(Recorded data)
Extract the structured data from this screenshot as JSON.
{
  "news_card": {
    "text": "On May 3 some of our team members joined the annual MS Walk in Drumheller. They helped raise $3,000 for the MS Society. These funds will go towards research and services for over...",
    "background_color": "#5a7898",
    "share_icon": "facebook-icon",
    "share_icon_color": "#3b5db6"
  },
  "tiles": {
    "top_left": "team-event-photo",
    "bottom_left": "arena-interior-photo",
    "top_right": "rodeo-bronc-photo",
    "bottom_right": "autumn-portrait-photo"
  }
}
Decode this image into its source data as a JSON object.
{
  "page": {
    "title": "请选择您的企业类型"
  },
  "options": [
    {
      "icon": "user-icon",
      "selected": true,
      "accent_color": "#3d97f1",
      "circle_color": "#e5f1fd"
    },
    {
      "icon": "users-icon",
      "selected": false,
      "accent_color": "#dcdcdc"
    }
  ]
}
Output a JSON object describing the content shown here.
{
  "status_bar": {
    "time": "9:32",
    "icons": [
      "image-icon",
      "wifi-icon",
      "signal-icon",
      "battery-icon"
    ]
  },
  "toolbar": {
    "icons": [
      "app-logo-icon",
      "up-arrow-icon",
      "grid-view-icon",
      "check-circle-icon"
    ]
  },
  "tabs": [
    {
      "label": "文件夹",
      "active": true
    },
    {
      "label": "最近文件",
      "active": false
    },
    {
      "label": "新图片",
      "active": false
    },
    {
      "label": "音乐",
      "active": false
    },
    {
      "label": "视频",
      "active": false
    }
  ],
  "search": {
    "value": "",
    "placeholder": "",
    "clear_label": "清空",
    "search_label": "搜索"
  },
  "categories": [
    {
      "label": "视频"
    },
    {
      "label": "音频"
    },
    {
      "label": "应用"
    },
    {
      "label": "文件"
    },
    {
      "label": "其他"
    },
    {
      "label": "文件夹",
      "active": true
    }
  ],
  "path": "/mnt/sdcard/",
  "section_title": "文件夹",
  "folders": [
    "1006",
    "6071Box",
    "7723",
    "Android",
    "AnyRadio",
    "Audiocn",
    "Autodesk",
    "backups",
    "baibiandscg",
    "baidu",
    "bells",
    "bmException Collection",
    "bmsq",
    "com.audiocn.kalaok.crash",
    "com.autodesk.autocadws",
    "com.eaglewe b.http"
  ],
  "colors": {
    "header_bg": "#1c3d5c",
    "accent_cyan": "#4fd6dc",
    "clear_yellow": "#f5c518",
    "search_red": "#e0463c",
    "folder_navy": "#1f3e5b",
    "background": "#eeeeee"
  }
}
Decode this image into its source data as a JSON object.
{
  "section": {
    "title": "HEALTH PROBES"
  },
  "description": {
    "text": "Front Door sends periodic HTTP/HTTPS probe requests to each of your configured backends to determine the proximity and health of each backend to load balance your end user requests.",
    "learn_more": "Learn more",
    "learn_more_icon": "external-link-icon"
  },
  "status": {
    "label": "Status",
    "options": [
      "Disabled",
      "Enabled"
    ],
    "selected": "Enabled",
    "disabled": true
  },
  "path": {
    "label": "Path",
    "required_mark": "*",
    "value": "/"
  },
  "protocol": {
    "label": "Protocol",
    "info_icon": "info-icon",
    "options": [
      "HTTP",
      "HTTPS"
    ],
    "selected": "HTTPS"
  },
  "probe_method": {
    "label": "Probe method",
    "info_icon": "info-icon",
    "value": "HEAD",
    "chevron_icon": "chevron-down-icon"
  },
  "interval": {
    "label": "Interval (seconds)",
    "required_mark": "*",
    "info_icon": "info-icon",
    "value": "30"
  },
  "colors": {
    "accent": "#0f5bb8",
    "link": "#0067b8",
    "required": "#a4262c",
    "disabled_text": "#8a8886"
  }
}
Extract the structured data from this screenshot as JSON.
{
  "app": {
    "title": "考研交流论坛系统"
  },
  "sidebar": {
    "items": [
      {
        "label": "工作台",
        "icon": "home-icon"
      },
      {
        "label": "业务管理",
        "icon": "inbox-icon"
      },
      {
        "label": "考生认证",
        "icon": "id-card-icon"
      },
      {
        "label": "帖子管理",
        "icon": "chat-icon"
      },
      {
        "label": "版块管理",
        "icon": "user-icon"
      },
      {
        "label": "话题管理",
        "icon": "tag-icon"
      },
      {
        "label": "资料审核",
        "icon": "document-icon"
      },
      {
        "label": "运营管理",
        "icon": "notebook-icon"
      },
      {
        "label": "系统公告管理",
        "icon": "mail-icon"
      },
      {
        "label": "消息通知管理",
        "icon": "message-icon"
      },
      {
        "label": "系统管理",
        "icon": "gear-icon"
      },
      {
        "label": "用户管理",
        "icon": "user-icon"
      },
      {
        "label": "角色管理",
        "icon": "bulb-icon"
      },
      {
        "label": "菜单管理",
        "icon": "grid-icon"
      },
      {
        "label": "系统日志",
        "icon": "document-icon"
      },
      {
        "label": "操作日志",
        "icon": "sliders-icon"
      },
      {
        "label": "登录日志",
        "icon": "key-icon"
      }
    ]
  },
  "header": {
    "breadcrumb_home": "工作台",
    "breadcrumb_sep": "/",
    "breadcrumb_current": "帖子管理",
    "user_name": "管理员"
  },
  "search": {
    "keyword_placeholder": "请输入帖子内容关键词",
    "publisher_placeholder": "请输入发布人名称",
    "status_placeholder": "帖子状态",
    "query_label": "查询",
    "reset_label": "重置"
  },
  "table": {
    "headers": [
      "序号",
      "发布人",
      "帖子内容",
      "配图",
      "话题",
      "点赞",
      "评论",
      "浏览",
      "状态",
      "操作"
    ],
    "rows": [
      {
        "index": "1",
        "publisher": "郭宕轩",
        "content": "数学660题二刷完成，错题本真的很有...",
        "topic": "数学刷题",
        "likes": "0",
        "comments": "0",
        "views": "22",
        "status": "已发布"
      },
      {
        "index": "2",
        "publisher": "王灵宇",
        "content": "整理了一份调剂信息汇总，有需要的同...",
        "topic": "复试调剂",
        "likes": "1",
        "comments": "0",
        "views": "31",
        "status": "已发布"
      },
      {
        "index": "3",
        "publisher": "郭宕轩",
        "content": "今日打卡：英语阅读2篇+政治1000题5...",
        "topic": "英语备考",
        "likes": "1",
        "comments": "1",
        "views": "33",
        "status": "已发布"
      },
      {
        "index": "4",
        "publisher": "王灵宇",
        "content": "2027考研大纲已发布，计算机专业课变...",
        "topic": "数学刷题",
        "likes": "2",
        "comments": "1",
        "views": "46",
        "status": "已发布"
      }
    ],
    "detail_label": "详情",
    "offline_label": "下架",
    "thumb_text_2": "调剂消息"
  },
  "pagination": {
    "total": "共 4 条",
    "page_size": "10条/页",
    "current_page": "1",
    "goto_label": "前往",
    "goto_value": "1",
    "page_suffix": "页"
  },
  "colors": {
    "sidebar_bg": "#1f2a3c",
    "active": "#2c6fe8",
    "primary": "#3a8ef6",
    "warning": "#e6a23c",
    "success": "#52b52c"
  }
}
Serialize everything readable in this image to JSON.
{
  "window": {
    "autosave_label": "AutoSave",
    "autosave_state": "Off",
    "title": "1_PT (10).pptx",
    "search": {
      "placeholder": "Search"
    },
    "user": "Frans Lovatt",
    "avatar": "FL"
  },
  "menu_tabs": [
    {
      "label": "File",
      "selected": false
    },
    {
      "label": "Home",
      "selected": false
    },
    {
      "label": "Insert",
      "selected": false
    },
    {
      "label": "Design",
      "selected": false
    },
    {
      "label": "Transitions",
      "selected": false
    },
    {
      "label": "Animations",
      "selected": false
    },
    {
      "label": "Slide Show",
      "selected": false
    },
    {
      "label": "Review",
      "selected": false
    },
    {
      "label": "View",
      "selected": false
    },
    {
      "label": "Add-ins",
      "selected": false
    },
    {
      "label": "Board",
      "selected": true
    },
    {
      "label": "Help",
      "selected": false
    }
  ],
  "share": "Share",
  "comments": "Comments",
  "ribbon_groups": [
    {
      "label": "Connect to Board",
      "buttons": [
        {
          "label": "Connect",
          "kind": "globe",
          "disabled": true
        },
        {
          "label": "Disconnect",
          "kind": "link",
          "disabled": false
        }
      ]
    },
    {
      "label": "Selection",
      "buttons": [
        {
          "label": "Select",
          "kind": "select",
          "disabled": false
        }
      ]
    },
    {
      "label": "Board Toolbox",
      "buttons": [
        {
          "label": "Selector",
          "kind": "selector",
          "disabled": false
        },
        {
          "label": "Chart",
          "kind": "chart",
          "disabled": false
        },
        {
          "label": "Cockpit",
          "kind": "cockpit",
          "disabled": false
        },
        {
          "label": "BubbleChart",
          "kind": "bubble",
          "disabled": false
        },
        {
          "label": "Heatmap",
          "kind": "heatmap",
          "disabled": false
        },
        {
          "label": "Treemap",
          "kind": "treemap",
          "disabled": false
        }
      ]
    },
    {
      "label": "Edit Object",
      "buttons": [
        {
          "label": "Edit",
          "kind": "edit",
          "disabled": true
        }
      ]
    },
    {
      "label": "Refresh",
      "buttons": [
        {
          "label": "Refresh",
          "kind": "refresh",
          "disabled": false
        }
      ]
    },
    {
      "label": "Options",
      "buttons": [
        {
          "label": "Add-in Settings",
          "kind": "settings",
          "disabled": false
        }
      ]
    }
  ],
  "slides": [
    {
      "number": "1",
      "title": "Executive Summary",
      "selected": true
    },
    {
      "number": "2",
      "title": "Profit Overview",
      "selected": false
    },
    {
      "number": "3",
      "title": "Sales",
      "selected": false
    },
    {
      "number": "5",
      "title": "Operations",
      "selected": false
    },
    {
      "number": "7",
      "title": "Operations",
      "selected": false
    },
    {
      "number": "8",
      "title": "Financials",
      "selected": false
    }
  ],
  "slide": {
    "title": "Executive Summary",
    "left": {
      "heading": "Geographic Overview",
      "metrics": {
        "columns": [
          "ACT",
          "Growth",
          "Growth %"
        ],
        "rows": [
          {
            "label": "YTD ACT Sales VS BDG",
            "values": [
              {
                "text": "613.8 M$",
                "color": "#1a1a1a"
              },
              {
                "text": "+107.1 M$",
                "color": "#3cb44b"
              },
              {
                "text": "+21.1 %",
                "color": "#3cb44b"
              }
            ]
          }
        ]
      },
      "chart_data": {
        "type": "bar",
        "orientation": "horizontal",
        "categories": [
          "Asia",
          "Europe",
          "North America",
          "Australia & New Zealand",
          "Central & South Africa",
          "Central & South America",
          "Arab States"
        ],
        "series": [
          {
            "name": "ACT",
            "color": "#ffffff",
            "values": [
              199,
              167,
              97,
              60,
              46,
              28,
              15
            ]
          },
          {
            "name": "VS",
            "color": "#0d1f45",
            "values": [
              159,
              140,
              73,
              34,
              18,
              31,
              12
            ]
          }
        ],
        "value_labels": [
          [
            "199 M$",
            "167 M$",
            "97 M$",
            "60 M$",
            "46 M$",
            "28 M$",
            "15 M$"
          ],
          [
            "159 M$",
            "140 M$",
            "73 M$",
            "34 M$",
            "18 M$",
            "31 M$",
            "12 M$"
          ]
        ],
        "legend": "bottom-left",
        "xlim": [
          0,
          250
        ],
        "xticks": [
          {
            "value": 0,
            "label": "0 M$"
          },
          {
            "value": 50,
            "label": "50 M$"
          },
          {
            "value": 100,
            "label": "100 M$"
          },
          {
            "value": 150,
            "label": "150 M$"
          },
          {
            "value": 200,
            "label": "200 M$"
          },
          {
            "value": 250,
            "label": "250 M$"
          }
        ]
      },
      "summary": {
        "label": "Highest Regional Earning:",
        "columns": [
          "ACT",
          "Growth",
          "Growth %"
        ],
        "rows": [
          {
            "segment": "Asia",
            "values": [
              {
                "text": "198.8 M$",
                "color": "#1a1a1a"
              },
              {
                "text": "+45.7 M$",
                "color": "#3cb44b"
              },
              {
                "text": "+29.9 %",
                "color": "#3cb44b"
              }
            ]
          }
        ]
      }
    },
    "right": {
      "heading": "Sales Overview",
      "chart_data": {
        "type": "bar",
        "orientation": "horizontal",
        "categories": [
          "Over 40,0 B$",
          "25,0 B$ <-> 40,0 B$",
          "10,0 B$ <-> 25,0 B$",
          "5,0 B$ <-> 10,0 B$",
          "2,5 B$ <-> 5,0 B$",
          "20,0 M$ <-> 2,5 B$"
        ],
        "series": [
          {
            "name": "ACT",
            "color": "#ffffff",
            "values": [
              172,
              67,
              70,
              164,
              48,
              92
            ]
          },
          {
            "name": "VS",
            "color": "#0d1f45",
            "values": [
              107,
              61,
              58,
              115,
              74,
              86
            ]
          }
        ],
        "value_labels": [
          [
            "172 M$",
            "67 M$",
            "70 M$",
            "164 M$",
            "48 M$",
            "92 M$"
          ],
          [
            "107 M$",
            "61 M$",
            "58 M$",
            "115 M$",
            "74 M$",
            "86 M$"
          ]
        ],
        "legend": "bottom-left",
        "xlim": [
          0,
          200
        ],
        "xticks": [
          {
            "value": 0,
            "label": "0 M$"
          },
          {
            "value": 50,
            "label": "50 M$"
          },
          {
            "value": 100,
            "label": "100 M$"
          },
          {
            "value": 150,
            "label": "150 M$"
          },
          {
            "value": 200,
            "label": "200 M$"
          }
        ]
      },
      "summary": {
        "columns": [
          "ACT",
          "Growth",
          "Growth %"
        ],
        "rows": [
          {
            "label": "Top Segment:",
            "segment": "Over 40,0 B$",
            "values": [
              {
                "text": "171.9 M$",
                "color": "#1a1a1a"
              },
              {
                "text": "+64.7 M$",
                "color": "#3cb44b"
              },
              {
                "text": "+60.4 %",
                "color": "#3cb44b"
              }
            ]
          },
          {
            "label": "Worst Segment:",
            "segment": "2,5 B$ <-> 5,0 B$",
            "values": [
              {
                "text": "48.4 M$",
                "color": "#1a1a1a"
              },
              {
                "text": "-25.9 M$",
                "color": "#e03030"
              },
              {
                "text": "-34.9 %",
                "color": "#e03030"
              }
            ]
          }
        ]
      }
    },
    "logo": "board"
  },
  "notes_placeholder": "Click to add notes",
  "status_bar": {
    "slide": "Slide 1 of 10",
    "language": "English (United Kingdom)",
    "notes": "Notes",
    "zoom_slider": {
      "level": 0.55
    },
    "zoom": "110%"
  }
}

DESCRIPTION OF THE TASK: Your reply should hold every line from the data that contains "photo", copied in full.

TASK SOLUTION:
    "top_left": "team-event-photo",
    "bottom_left": "arena-interior-photo",
    "top_right": "rodeo-bronc-photo",
    "bottom_right": "autumn-portrait-photo"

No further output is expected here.